I am going for it - early decision for either Cornell or Princeton (or maybe even another east coast college). I visited both universities. Both are beautiful. I hear that Cornell doesn’t offer merit scholarships. That could be a much more expensive route! But my chances are probably better for admittance at Cornell. I hope to study applied math or economics. What do I do? I can only choose one early decision college.
Princeton does not offer merit aid either: “Do you give scholarships for academic merit, special talents or athletic ability? Princeton grant funds are allocated solely on an evaluation of a student’s need. We do not offer merit aid.” http://www.princeton.edu/pr/aid/08/qa/
None of the Ivies does.
What is your profile?

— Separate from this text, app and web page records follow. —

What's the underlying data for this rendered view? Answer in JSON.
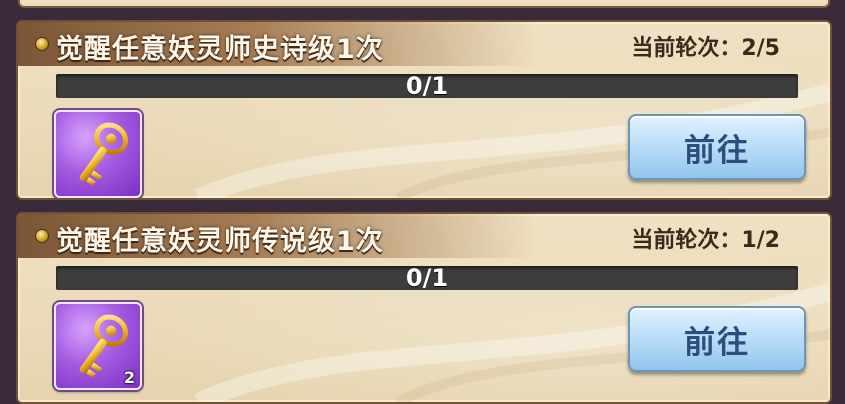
{
  "tasks": [
    {
      "title": "觉醒任意妖灵师史诗级1次",
      "round": "当前轮次：2/5",
      "progress_text": "0/1",
      "progress_fraction": 0,
      "reward": {
        "icon": "golden-key-icon",
        "qty": ""
      },
      "button": "前往"
    },
    {
      "title": "觉醒任意妖灵师传说级1次",
      "round": "当前轮次：1/2",
      "progress_text": "0/1",
      "progress_fraction": 0,
      "reward": {
        "icon": "golden-key-icon",
        "qty": "2"
      },
      "button": "前往"
    }
  ],
  "colors": {
    "item_bg": "#a45be0",
    "button_bg": "#b9dcf7",
    "header_band": "#7b5637"
  }
}
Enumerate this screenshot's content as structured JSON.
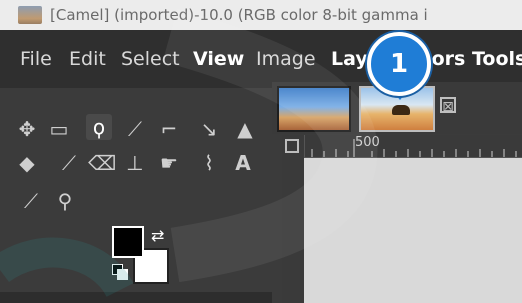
{
  "window": {
    "title": "[Camel] (imported)-10.0 (RGB color 8-bit gamma i"
  },
  "menu": {
    "items": [
      "File",
      "Edit",
      "Select",
      "View",
      "Image",
      "Laye",
      "olors",
      "Tools"
    ]
  },
  "callout": {
    "number": "1"
  },
  "tabs": [
    {
      "name": "image-tab-1",
      "icon": "landscape-thumbnail"
    },
    {
      "name": "image-tab-2",
      "icon": "camel-thumbnail"
    }
  ],
  "tab_close": "⊠",
  "ruler": {
    "label": "500"
  },
  "tools": [
    {
      "name": "move-tool-icon",
      "glyph": "✥"
    },
    {
      "name": "rect-select-tool-icon",
      "glyph": "▭"
    },
    {
      "name": "free-select-tool-icon",
      "glyph": "ϙ"
    },
    {
      "name": "fuzzy-select-tool-icon",
      "glyph": "⟋"
    },
    {
      "name": "crop-tool-icon",
      "glyph": "⌐"
    },
    {
      "name": "unified-transform-tool-icon",
      "glyph": "↘"
    },
    {
      "name": "warp-transform-tool-icon",
      "glyph": "▲"
    },
    {
      "name": "bucket-fill-tool-icon",
      "glyph": "◆"
    },
    {
      "name": "paintbrush-tool-icon",
      "glyph": "⟋"
    },
    {
      "name": "eraser-tool-icon",
      "glyph": "⌫"
    },
    {
      "name": "clone-tool-icon",
      "glyph": "⊥"
    },
    {
      "name": "smudge-tool-icon",
      "glyph": "☛"
    },
    {
      "name": "paths-tool-icon",
      "glyph": "⌇"
    },
    {
      "name": "text-tool-icon",
      "glyph": "A"
    },
    {
      "name": "color-picker-tool-icon",
      "glyph": "⟋"
    },
    {
      "name": "zoom-tool-icon",
      "glyph": "⚲"
    }
  ],
  "colors": {
    "foreground": "#000000",
    "background": "#ffffff",
    "accent": "#1f7dd6"
  }
}
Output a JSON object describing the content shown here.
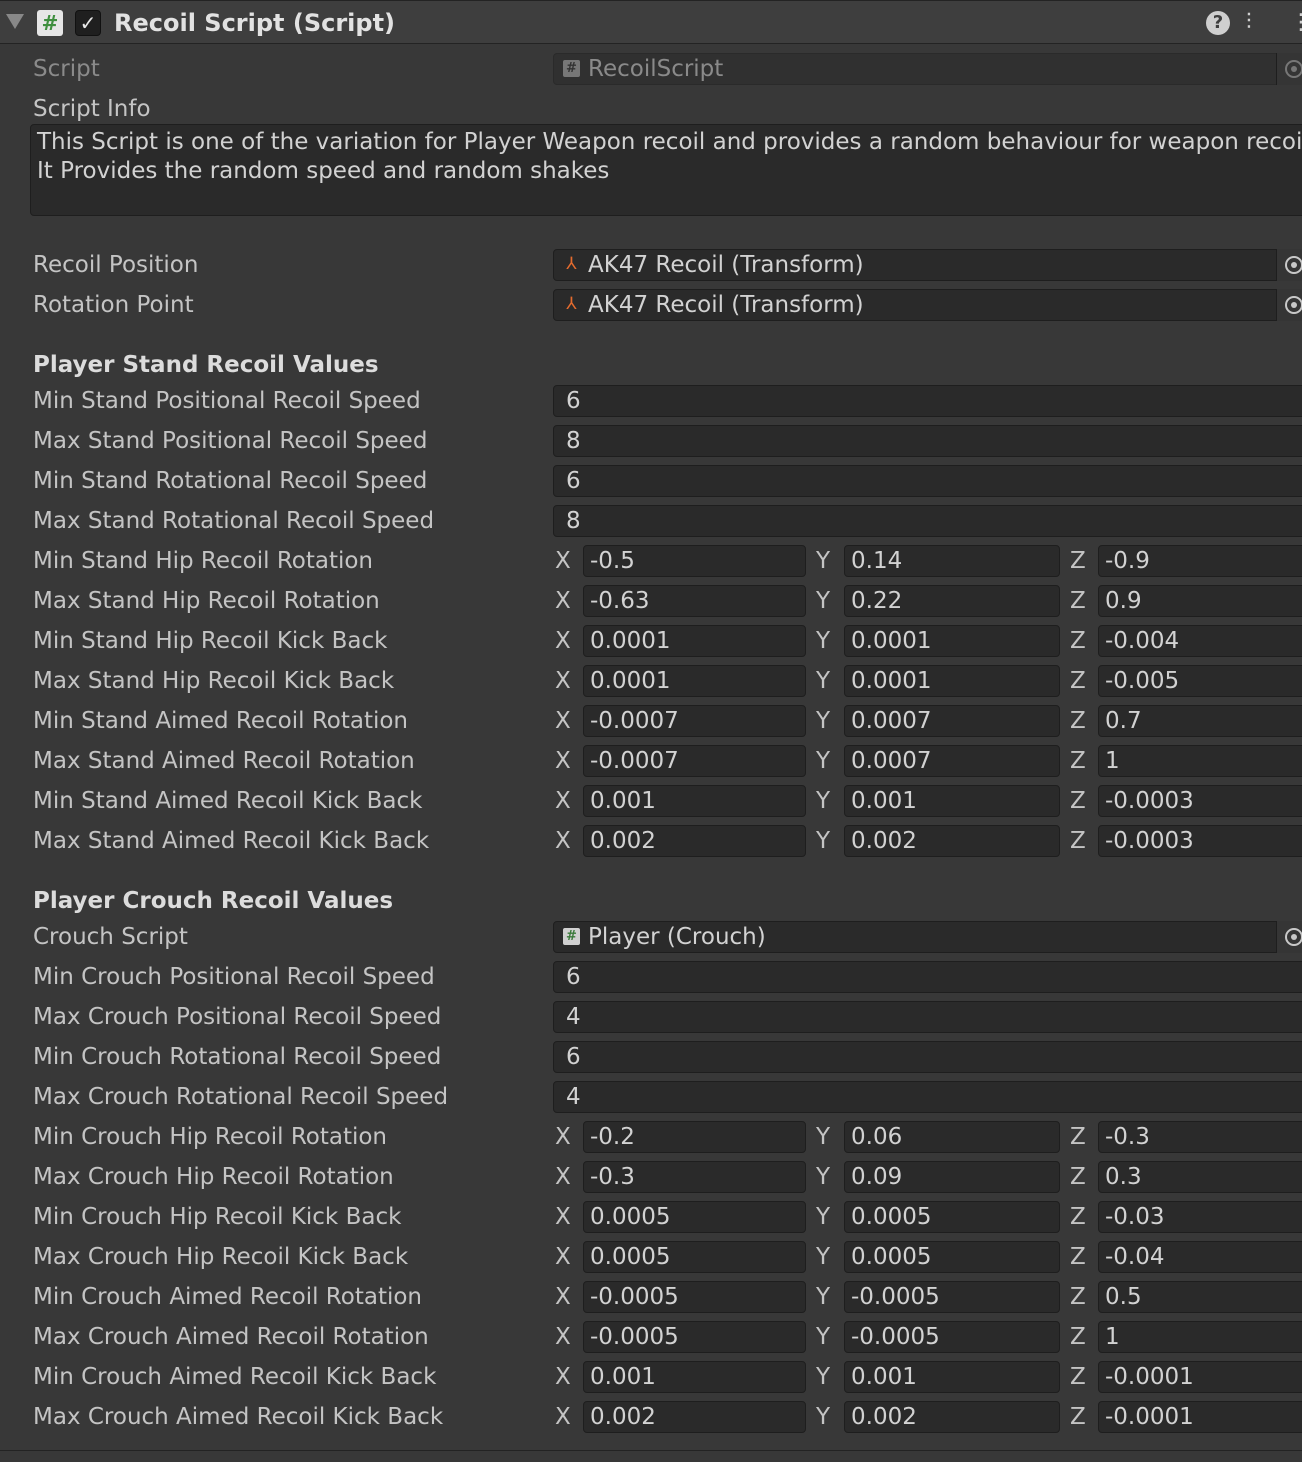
{
  "component": {
    "title": "Recoil Script (Script)",
    "enabled": true,
    "script_label": "Script",
    "script_value": "RecoilScript"
  },
  "script_info": {
    "label": "Script Info",
    "text": "This Script is one of the variation for Player Weapon recoil and provides a random behaviour for weapon recoil .\nIt Provides the random speed and random shakes"
  },
  "transforms": [
    {
      "label": "Recoil Position",
      "value": "AK47 Recoil (Transform)"
    },
    {
      "label": "Rotation Point",
      "value": "AK47 Recoil (Transform)"
    }
  ],
  "stand": {
    "header": "Player Stand Recoil Values",
    "floats": [
      {
        "label": "Min Stand Positional Recoil Speed",
        "value": "6"
      },
      {
        "label": "Max Stand Positional Recoil Speed",
        "value": "8"
      },
      {
        "label": "Min Stand Rotational Recoil Speed",
        "value": "6"
      },
      {
        "label": "Max Stand Rotational Recoil Speed",
        "value": "8"
      }
    ],
    "vectors": [
      {
        "label": "Min Stand Hip Recoil Rotation",
        "x": "-0.5",
        "y": "0.14",
        "z": "-0.9"
      },
      {
        "label": "Max Stand Hip Recoil Rotation",
        "x": "-0.63",
        "y": "0.22",
        "z": "0.9"
      },
      {
        "label": "Min Stand Hip Recoil Kick Back",
        "x": "0.0001",
        "y": "0.0001",
        "z": "-0.004"
      },
      {
        "label": "Max Stand Hip Recoil Kick Back",
        "x": "0.0001",
        "y": "0.0001",
        "z": "-0.005"
      },
      {
        "label": "Min Stand Aimed Recoil Rotation",
        "x": "-0.0007",
        "y": "0.0007",
        "z": "0.7"
      },
      {
        "label": "Max Stand Aimed Recoil Rotation",
        "x": "-0.0007",
        "y": "0.0007",
        "z": "1"
      },
      {
        "label": "Min Stand Aimed Recoil Kick Back",
        "x": "0.001",
        "y": "0.001",
        "z": "-0.0003"
      },
      {
        "label": "Max Stand Aimed Recoil Kick Back",
        "x": "0.002",
        "y": "0.002",
        "z": "-0.0003"
      }
    ]
  },
  "crouch": {
    "header": "Player Crouch Recoil Values",
    "script_label": "Crouch Script",
    "script_value": "Player (Crouch)",
    "floats": [
      {
        "label": "Min Crouch Positional Recoil Speed",
        "value": "6"
      },
      {
        "label": "Max Crouch Positional Recoil Speed",
        "value": "4"
      },
      {
        "label": "Min Crouch Rotational Recoil Speed",
        "value": "6"
      },
      {
        "label": "Max Crouch Rotational Recoil Speed",
        "value": "4"
      }
    ],
    "vectors": [
      {
        "label": "Min Crouch Hip Recoil Rotation",
        "x": "-0.2",
        "y": "0.06",
        "z": "-0.3"
      },
      {
        "label": "Max Crouch Hip Recoil Rotation",
        "x": "-0.3",
        "y": "0.09",
        "z": "0.3"
      },
      {
        "label": "Min Crouch Hip Recoil Kick Back",
        "x": "0.0005",
        "y": "0.0005",
        "z": "-0.03"
      },
      {
        "label": "Max Crouch Hip Recoil Kick Back",
        "x": "0.0005",
        "y": "0.0005",
        "z": "-0.04"
      },
      {
        "label": "Min Crouch Aimed Recoil Rotation",
        "x": "-0.0005",
        "y": "-0.0005",
        "z": "0.5"
      },
      {
        "label": "Max Crouch Aimed Recoil Rotation",
        "x": "-0.0005",
        "y": "-0.0005",
        "z": "1"
      },
      {
        "label": "Min Crouch Aimed Recoil Kick Back",
        "x": "0.001",
        "y": "0.001",
        "z": "-0.0001"
      },
      {
        "label": "Max Crouch Aimed Recoil Kick Back",
        "x": "0.002",
        "y": "0.002",
        "z": "-0.0001"
      }
    ]
  },
  "axis_labels": {
    "x": "X",
    "y": "Y",
    "z": "Z"
  },
  "icons": {
    "foldout": "triangle-down-icon",
    "script": "script-hash-icon",
    "help": "help-icon",
    "presets": "presets-sliders-icon",
    "menu": "kebab-menu-icon",
    "transform": "transform-axes-icon",
    "picker": "object-picker-icon"
  },
  "colors": {
    "background": "#383838",
    "header": "#3e3e3e",
    "field": "#2a2a2a",
    "text": "#c4c4c4"
  }
}
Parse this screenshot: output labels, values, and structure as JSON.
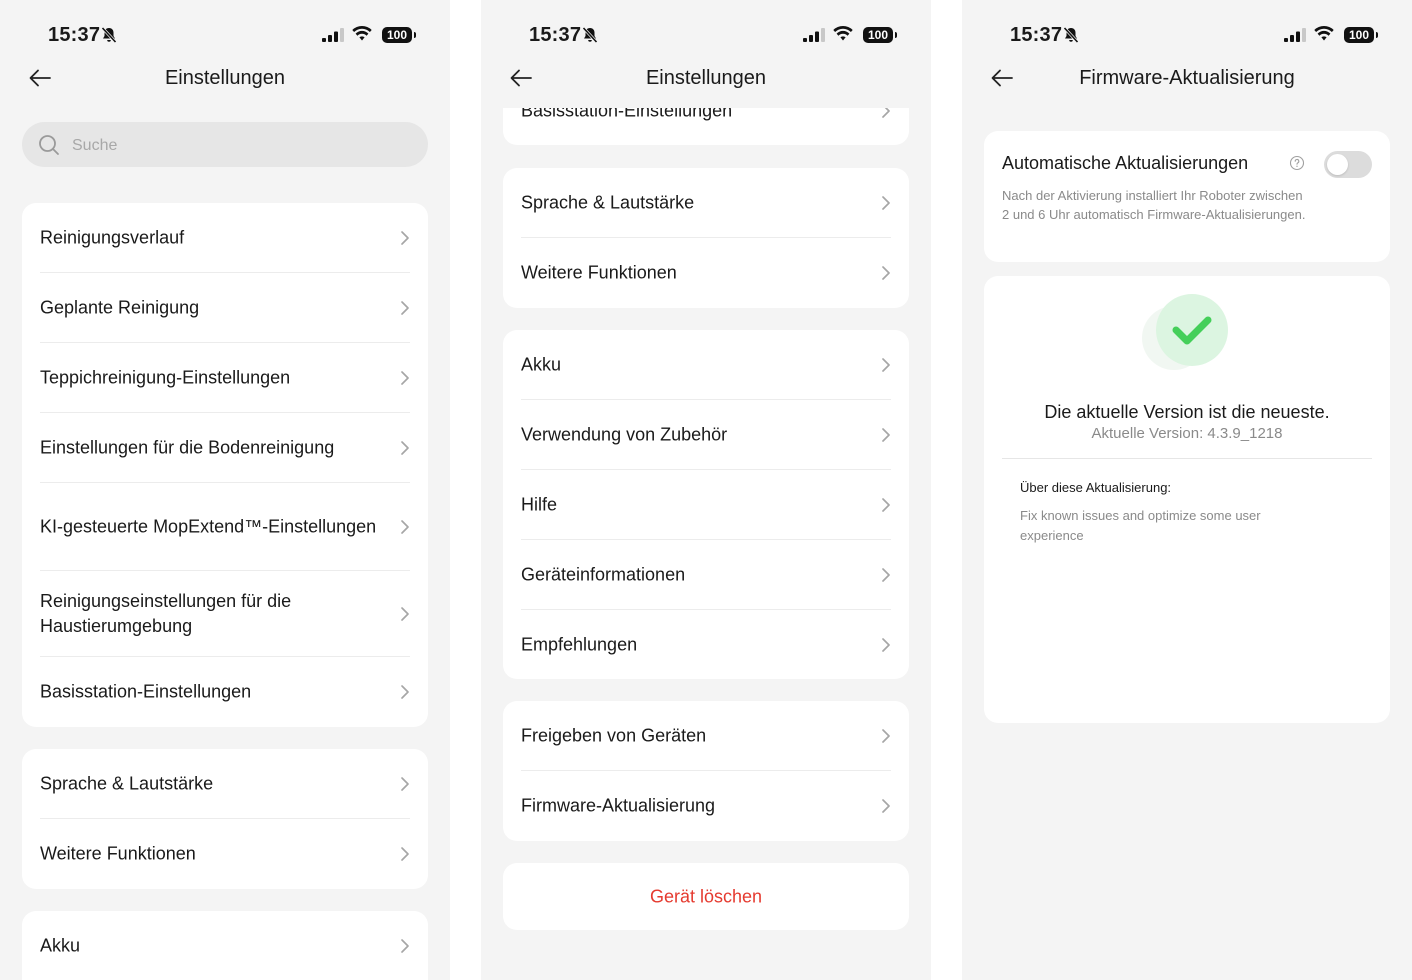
{
  "status_bar": {
    "time": "15:37",
    "battery": "100"
  },
  "screen1": {
    "title": "Einstellungen",
    "search_placeholder": "Suche",
    "group1": [
      "Reinigungsverlauf",
      "Geplante Reinigung",
      "Teppichreinigung-Einstellungen",
      "Einstellungen für die Bodenreinigung",
      "KI-gesteuerte MopExtend™-Einstellungen",
      "Reinigungseinstellungen für die Haustierumgebung",
      "Basisstation-Einstellungen"
    ],
    "group2": [
      "Sprache & Lautstärke",
      "Weitere Funktionen"
    ],
    "group3": [
      "Akku"
    ]
  },
  "screen2": {
    "title": "Einstellungen",
    "partial_item": "Basisstation-Einstellungen",
    "group1": [
      "Sprache & Lautstärke",
      "Weitere Funktionen"
    ],
    "group2": [
      "Akku",
      "Verwendung von Zubehör",
      "Hilfe",
      "Geräteinformationen",
      "Empfehlungen"
    ],
    "group3": [
      "Freigeben von Geräten",
      "Firmware-Aktualisierung"
    ],
    "delete_label": "Gerät löschen"
  },
  "screen3": {
    "title": "Firmware-Aktualisierung",
    "auto_update_title": "Automatische Aktualisierungen",
    "auto_update_enabled": false,
    "auto_update_desc": "Nach der Aktivierung installiert Ihr Roboter zwischen 2 und 6 Uhr automatisch Firmware-Aktualisierungen.",
    "status_text": "Die aktuelle Version ist die neueste.",
    "version_text": "Aktuelle Version: 4.3.9_1218",
    "about_title": "Über diese Aktualisierung:",
    "release_notes": "Fix known issues and optimize some user experience"
  },
  "colors": {
    "background": "#f4f4f4",
    "card": "#ffffff",
    "danger": "#e53a2f",
    "success": "#4cd964"
  }
}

Profile is female, 2100 SAT, 4.3 weighted GPA, 7 AP classes, interested in Liberal Arts college, possibly Applied Math or Economics. I love math and am in Calculus BC. About 200 hours in different volunteer activities. Four years on the track team.
Do you have a hook?
What do you mean by a “hook”
Legacy? Underrepresented minority? First generation college? etc.
Oh, yes, one hispanic parent and one caucasian. No legacy. Live in California and parents attended college in California.
You have a bit of a hook. I have no idea how half-Hispanic with college-educated parents plays. Your SAT is in range. Your GPA is fine. Female + math would be a plus (I think). I’d say go for Princeton, but Cornell might be more realistic.
Although the ivies do not give merit aid, they are generous in need aid. Run the NPC (net price calculator) to get an idea.
The NPC was nowhere near accurate for us. Explaining California housing prices in the request for review after a disappointing FA offer seemed to help. If you are California middle/upper middle class, an Ivy may (repeat, may) offer FA that will make the cost effectively the same as paying full in-state UC tuition & fees. That was our experience. I’m not complaining.
Thank you for all the responses. At the Princeton info session the admissions person said that they will consider any other supplements to help a student to stand out. We missed the Cornell info session. I am also on the high school dance team. Cornell said that sending in a link to my solo could benefit me. From the Cornell site it doesn’t seem to be the same. Any thoughts on this?
If you send a supplemental link to an Ivy League caliber school it had better be to showcase extraordinarily high talent. Otherwise, you are just wasting their time.
@INeed2Know, you mention applying “ED” to Princeton, Cornell or possibly another East coast school. That sounds like you are very undecided what school you prefer. Cornell has ED, which is binding if accepted (assuming an appropriate financial aid offer). You shouldn’t apply ED unless you are clearly committed to a school as your top choice. Princeton has SCEA, which is non-binding, but which restricts you from applying ED anywhere, or EA to other selective private US schools (private schools, foreign schools, and schools with rolling admissions are allowed).
As a URM (you should qualify as Hispanic) with a 4.3 W GPA, rigorous curriculum, and 2100 SAT you will be competitive. But you will still need to stand out. You list dance, track and some volunteer service, but a complete profile would be helpful in assessing your chances. In general, SCEA to Princeton is only a good idea for those who are highly qualified. And, as @Falcon1 notes, the standards for things like supplements are very high.